♦ Sucrose:

•Sucrose is also known as invert sugar, cane sugar, Table sugar or commercial sugar.

•Sucrose is composed of α-D Glucose and fructose as shown in figure.

•In plants transport of sugar is present in the form of sucrose.

Formation of Sucrose.

(a) Disaccharide

•When two monosaccharides join by glycosidic linkage a disaccharide is formed.

•It is the smallest and commonest oligosaccharide.

→Example of Disaccharide:


•Lactose is milk sugar with β-1'-4'' glycosidic linkage between glucose and galactose shown in Fig.

•Lactose is least sweet sugar.

•In human milk 7% of lactose is present.

Structure of Lactose.

(b) Trisaccharide

•When three monosaccharides are joined by two glycosidic linkages a trisaccharide is formed.

→Example of Trisaccharide:


•Raffinose is a sugar with α-D-galactopyranosyl-(1 -> 6)-α-D-glucopyranosyl-(1 -> 2)-β-D-fructofuranoside linkage.

•Raffinose is composed of galactose, glucose and fructose.

Sugar b: D- Fructose, Sugar c: D-glucose, Bond 1: α 1-6 glycosidic bond and Bond 2: α 1-2 glycosidic bond.

C. Polysaccharides

• Polysaccharides can be regarded as complex carbohydrates as they are formed by polymerisation of 11 to thousands of monosaccharide monomers.

•General formula (C6H10O5)n.

•In a polysaccharide chain (like glycogen), the right end is called the reducing end and the left end is called non-reducing end.

(a) Homoglycans or Homopolysaccharide

It is composed of only one type of monosaccharide monomer e.g. starch.


•In plants food is stored mainly in the form of starch. Starch is composed of monomers of α-D Glucose.

•Amylose and amylopectin together comprise starch.

•Amylose is the unbranched chain of 250-300 molecules of glucose linked by α 1' - 4'' linkage while as amylopectin is a branched chain molecule in which approximately 30 glucose units are linked by α-1'-4'' linkage and α-1'-6'' linkage.

•Amylose with iodine gives blue colour while as amylopectin gives red colour with iodine.

Structure of Amylopectin.

Structure of Amylose.

(b) Heteroglycans or Heteropolysaccharide

•It is composed of more than one type of monosaccharide monomers by condensation e.g. agar

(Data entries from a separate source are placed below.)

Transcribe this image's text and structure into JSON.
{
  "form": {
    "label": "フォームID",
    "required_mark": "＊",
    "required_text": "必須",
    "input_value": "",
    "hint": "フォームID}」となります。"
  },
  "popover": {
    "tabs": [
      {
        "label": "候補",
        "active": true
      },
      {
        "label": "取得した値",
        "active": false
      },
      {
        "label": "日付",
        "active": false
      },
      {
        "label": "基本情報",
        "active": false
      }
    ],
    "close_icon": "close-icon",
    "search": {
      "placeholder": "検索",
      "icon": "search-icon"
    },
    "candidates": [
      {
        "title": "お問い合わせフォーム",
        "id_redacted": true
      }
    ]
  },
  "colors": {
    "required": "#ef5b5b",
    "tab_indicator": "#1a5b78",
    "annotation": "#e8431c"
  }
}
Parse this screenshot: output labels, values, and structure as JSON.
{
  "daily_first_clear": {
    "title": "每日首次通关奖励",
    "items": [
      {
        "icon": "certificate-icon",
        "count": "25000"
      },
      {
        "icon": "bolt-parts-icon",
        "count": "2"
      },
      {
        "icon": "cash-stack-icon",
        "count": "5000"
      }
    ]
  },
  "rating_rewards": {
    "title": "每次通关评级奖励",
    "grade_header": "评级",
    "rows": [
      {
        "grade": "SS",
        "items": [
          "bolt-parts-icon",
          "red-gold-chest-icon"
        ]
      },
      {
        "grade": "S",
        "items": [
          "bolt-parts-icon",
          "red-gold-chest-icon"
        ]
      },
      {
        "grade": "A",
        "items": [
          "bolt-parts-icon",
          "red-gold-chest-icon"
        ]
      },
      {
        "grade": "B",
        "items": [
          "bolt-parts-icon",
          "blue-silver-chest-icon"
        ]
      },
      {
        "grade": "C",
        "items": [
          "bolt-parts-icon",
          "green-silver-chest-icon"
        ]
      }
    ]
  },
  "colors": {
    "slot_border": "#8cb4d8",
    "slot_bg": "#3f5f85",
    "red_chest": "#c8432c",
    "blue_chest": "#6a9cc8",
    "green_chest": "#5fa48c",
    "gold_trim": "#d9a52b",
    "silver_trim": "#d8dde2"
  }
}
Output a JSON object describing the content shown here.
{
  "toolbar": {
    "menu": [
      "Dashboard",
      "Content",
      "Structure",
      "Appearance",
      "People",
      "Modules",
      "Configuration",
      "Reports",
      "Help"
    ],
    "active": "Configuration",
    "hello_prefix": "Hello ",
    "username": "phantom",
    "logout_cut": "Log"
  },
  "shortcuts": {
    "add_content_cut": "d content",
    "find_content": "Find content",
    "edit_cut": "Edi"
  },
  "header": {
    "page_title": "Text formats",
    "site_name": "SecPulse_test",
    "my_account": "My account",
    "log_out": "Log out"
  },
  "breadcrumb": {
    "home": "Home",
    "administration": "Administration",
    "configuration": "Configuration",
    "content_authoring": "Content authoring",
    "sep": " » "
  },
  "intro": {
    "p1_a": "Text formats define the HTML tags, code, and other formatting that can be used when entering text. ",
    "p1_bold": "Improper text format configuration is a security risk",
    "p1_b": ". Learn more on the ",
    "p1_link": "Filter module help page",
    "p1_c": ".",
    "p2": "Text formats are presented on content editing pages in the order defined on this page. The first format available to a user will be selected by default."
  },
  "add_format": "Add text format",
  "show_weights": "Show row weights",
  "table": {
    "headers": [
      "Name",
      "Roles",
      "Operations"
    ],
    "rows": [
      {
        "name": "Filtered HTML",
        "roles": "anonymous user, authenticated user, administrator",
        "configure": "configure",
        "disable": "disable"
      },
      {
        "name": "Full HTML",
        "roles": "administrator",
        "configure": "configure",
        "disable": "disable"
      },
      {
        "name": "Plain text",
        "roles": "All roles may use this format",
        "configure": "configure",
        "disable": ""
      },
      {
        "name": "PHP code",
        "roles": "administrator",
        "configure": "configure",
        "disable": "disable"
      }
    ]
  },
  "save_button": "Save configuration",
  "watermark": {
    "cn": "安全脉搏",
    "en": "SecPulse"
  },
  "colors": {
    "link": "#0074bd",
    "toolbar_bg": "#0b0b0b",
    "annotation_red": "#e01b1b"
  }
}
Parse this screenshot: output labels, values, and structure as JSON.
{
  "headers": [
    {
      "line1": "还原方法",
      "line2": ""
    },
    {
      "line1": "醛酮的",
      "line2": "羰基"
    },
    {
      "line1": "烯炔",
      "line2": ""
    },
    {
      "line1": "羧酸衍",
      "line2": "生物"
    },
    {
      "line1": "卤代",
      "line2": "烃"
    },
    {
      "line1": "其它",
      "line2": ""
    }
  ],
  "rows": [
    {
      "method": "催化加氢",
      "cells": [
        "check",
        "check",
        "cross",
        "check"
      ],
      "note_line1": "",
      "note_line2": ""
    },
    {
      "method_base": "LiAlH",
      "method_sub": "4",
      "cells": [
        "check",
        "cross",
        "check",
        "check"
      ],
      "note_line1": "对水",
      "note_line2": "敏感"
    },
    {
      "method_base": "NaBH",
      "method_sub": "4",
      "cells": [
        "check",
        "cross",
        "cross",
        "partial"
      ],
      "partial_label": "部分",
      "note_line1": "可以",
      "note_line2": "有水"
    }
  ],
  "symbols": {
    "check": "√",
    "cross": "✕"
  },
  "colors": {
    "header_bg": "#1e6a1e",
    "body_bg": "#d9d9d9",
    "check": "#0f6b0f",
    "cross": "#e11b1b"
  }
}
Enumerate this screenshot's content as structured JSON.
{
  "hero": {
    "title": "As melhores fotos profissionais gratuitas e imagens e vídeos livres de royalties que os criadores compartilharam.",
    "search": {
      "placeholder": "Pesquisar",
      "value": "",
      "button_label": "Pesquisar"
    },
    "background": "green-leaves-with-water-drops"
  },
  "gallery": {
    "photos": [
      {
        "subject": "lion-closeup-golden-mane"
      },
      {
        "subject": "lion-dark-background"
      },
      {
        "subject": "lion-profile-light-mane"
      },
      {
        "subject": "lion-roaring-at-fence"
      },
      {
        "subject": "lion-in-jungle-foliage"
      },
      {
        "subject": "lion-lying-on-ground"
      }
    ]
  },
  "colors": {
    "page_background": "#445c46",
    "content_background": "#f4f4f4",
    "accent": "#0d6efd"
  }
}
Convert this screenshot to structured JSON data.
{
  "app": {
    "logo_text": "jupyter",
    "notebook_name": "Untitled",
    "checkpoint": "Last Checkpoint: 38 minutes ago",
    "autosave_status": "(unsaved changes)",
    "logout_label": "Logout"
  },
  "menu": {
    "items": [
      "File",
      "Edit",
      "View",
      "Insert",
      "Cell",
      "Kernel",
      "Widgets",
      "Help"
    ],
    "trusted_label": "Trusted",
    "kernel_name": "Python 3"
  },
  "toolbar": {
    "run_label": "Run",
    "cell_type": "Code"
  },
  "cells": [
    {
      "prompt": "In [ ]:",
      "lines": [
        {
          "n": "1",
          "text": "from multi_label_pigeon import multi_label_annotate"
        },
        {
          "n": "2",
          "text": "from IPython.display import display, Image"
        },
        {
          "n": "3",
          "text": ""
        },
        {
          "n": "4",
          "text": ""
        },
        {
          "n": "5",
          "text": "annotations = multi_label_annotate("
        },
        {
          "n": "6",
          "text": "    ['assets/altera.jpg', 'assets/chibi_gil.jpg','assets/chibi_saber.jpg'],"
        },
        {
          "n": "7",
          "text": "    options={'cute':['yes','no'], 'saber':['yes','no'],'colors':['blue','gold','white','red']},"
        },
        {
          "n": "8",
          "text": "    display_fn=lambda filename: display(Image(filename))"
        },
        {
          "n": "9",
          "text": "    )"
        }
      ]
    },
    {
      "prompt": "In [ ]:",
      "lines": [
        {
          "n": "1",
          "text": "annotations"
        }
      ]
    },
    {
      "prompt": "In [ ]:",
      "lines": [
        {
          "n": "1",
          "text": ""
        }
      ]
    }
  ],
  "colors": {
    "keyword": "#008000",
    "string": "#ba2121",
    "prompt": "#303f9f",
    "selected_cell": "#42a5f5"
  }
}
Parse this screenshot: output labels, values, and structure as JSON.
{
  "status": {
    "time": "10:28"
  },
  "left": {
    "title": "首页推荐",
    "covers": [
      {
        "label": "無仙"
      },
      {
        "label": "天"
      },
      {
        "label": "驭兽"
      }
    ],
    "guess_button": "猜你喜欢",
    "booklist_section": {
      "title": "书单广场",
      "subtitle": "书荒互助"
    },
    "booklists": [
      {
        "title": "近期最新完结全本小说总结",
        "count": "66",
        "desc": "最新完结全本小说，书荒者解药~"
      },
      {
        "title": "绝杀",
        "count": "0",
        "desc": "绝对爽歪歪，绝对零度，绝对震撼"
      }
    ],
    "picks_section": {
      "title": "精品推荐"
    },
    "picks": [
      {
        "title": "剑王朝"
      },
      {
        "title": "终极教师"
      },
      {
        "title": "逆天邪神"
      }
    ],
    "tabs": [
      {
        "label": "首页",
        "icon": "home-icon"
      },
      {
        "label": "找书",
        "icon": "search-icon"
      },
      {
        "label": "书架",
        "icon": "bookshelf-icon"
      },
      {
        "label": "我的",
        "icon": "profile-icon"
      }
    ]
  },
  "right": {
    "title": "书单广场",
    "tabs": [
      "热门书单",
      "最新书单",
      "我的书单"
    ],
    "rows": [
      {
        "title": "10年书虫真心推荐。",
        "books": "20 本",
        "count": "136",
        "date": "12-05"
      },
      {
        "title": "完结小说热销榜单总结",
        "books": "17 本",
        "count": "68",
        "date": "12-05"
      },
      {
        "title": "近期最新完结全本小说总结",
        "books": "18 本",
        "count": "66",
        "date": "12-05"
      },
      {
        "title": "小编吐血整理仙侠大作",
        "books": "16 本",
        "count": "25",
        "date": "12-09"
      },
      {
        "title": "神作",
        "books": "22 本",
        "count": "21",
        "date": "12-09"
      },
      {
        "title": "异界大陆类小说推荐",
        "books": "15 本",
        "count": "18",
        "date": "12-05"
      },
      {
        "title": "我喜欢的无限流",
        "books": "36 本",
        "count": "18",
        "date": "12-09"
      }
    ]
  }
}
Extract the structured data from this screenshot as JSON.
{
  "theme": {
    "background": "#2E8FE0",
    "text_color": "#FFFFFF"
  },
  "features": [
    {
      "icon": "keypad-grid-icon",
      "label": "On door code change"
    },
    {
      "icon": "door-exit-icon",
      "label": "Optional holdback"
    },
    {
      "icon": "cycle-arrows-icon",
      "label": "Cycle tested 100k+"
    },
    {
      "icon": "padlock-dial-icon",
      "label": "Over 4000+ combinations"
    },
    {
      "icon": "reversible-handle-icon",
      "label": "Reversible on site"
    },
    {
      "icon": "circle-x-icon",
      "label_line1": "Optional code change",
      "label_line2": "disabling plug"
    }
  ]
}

•It is composed of D-galactose and L-galactose units and after every 10th unit a sulphate group is present.

•It is used for preparing culture media. It is obtained from red algae- Gracilaria, Gelidium, Chondrus.

Structure of Agar.

D. Based on reducing properties carbohydrates are classified as:

Reducing Sugar Non-Reducing Sugar
These are sugars with free aldehyde or keto groups. These sugars do not have free aldehyde or keto groups
They can reduce Cu2+ to Cu+ ion. They cannot reduce Cu2+ to Cu+ ion
Reducing sugars reduce Fehling's solution and Benedict reagent Reducing sugars cannot reduce Fehling's solution and Benedict reagent
Example: all monosaccharides Example: Sucrose